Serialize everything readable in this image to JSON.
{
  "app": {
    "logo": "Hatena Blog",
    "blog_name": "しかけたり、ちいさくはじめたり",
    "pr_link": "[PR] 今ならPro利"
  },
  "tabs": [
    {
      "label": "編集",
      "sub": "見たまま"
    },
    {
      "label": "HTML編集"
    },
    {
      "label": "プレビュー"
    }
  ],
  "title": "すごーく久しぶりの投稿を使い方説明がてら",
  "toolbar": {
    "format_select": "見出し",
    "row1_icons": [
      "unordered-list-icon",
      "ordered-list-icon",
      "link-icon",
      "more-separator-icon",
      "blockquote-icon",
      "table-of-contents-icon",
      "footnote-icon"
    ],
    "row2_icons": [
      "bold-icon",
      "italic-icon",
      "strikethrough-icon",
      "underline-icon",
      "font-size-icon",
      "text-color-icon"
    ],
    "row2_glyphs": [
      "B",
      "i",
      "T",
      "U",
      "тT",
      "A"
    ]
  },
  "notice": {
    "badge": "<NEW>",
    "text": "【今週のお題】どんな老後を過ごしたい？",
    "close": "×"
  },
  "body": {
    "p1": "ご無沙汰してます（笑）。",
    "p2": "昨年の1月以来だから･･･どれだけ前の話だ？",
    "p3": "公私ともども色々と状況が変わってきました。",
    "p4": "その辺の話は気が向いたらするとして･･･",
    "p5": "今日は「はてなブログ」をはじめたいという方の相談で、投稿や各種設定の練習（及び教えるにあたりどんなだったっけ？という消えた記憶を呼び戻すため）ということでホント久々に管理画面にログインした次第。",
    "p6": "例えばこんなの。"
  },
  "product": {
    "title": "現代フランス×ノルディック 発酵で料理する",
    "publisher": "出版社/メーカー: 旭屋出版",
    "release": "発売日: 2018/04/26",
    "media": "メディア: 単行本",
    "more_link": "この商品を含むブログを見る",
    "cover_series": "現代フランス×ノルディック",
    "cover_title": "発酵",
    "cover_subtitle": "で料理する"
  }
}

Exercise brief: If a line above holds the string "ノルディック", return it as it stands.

Exercise result:
    "title": "現代フランス×ノルディック 発酵で料理する",
    "cover_series": "現代フランス×ノルディック",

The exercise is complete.